I whipped my "chemo-cap" (seen above) off my head and said, "I would like you to shave my head."
The lady stared at my head rather askance. I'm sure I'm the first foreign woman she's ever had to make that request! "I can see your hair looks bad, but why do you want me to shave your head?"
"See this?" I reached up and pulled out a hunk of my hair . . . it didn't hurt to do so. "I have breast cancer and I'm receiving chemotherapy. The drugs are making my hair fall out and it's really a lot of trouble right now."
There were several other people in the shop, one of whom I knew by acquaintance. I smiled at her and chatted a minute with her. There was a bevy of activity and everyone left among cheery goodbyes.
I sat down in the chair and the lady placed a cape around my shoulders. "So, your hair is falling out. Why is that?"
I repeated what I said about chemotherapy and this time, in the absence of other people, she understood what I was saying. She wished me well in my treatments and proceeded to shave my head. She was quick and had a light touch. It took her about five minutes or so and I happily paid her the eight yuan . . . about $1.25 US.
I went home and took a shower to get rid of all the loose hairs. Rachel wanted to touch my head to see how it felt (like sandpaper), but Michael kept his distance from it. It's going to take a bit of time for them to get used to it. Believe it or not, I'll need to "de-fuzz" my head with duct tape in order to get rid of the stubble over the next week or so. The next photo should see me with an absolute "Kojak" look!
In the meantime? People say I look more Chinese than ever!
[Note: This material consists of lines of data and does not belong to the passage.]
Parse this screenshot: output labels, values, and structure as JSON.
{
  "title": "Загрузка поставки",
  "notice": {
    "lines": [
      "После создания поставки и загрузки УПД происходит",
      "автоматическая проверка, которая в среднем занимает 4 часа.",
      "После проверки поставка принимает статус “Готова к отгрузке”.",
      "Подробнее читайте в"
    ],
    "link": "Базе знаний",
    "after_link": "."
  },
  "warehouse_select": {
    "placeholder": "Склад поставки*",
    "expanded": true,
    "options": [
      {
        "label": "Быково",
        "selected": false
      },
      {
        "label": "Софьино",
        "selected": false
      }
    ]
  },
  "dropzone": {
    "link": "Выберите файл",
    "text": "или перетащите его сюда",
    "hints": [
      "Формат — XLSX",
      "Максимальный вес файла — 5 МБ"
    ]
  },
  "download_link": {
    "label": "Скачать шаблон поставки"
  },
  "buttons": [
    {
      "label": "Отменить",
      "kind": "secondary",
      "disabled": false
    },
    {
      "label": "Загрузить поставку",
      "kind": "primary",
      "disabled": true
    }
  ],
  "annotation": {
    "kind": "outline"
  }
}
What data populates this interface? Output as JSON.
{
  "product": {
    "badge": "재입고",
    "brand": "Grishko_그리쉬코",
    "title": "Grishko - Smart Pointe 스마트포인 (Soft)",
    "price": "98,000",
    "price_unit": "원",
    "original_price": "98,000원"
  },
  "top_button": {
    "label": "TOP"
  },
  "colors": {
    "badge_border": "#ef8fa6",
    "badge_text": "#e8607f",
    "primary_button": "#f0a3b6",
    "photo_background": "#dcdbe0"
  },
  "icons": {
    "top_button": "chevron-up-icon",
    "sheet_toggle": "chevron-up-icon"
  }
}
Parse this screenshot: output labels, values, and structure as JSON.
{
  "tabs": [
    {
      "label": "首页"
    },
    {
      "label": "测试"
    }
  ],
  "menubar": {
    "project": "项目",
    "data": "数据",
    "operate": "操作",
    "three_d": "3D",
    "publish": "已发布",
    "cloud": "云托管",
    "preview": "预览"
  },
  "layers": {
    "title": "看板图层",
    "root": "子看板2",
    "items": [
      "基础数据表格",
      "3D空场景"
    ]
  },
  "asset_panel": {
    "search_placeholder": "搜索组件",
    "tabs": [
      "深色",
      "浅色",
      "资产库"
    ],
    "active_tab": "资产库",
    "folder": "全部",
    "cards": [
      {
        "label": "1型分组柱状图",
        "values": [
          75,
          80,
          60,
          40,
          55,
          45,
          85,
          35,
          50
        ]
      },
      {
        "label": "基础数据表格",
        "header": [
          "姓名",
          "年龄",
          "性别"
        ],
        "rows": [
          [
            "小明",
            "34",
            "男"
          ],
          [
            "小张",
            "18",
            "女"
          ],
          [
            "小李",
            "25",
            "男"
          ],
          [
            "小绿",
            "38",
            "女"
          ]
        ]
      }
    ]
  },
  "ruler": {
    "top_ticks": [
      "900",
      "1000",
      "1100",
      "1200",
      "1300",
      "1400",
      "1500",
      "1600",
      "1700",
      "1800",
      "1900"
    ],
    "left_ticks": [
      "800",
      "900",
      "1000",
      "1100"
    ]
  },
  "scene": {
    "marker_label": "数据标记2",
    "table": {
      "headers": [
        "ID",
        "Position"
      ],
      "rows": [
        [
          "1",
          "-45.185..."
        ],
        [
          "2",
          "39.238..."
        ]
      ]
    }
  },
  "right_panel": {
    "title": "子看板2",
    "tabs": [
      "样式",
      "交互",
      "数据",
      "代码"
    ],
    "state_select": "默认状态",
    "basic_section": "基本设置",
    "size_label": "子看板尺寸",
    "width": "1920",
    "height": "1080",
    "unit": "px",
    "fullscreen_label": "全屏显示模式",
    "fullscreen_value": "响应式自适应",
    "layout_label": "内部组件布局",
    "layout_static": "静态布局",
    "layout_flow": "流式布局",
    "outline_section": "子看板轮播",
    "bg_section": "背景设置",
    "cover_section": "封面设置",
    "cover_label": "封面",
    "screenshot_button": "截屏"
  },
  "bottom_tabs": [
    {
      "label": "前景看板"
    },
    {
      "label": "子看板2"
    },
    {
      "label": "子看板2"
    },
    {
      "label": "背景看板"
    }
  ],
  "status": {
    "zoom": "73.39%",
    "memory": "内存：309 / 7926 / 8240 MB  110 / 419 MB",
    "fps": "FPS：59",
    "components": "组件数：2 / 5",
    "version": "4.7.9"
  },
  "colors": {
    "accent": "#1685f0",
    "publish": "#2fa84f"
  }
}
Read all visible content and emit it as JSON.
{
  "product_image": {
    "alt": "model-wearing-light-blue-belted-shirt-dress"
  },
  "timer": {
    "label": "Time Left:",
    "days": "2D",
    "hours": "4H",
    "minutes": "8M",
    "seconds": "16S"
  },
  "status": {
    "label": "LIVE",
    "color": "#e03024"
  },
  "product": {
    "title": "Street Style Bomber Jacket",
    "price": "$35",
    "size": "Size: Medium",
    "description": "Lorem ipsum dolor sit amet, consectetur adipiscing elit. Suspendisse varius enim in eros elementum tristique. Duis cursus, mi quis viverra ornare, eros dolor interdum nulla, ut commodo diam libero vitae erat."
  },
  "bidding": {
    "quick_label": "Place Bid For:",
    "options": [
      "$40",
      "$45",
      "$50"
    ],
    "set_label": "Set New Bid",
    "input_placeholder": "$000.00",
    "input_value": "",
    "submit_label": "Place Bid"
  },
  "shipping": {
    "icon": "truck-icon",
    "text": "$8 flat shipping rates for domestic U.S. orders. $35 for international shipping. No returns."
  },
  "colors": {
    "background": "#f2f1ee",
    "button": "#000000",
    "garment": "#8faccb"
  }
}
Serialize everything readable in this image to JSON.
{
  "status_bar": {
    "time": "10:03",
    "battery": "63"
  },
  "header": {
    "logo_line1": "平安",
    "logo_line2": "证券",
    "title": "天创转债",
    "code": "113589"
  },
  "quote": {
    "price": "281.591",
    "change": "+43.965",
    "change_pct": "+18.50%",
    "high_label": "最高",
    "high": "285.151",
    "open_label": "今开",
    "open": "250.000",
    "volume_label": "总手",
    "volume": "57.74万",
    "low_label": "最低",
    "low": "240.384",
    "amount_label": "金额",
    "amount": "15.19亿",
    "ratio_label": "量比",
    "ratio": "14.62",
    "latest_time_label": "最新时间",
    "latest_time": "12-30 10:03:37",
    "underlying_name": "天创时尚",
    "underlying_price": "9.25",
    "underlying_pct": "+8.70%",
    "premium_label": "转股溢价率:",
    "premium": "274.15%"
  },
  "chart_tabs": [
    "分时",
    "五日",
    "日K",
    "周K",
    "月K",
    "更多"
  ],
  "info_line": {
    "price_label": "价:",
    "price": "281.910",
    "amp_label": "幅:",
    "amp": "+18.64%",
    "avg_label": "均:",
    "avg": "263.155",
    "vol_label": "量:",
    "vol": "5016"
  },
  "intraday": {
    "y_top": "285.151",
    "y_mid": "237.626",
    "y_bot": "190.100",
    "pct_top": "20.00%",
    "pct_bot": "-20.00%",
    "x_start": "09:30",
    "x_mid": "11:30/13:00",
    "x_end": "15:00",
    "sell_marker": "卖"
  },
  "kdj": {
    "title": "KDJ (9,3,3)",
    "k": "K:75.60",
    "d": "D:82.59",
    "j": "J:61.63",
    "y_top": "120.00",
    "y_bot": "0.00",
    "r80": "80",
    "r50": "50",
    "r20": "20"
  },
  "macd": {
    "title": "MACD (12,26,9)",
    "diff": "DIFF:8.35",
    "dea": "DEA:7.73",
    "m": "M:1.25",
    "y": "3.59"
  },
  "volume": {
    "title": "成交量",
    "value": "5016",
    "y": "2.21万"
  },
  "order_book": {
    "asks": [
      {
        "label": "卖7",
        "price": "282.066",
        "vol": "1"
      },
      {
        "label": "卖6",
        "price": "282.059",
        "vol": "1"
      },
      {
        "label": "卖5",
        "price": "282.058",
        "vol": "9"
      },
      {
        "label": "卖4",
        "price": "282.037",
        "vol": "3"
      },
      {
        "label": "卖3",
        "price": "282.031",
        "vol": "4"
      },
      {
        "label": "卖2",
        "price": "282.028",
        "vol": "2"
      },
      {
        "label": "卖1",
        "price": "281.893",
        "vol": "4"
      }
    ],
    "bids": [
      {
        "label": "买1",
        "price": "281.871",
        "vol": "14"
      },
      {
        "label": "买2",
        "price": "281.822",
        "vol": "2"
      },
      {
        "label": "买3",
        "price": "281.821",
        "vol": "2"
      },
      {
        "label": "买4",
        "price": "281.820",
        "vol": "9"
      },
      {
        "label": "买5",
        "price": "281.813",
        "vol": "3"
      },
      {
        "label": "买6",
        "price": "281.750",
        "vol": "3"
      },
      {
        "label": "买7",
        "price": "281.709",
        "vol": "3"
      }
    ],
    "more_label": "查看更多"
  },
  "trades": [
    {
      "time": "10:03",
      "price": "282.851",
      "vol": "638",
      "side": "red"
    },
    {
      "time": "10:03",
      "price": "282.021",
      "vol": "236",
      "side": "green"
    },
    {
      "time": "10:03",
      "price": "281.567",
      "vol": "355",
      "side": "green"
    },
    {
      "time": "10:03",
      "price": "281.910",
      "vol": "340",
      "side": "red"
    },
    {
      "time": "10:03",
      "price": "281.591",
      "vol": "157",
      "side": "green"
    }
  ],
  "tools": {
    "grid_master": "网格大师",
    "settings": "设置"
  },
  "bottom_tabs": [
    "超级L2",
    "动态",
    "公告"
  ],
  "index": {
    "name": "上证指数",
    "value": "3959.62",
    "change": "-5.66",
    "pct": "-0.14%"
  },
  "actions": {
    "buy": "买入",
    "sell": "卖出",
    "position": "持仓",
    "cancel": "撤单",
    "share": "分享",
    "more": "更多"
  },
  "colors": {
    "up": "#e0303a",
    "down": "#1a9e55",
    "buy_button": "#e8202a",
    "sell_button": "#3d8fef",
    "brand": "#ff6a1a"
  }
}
On top of that, I got a decent night's sleep since there were no more hairs to irritate my follicles. No more headache!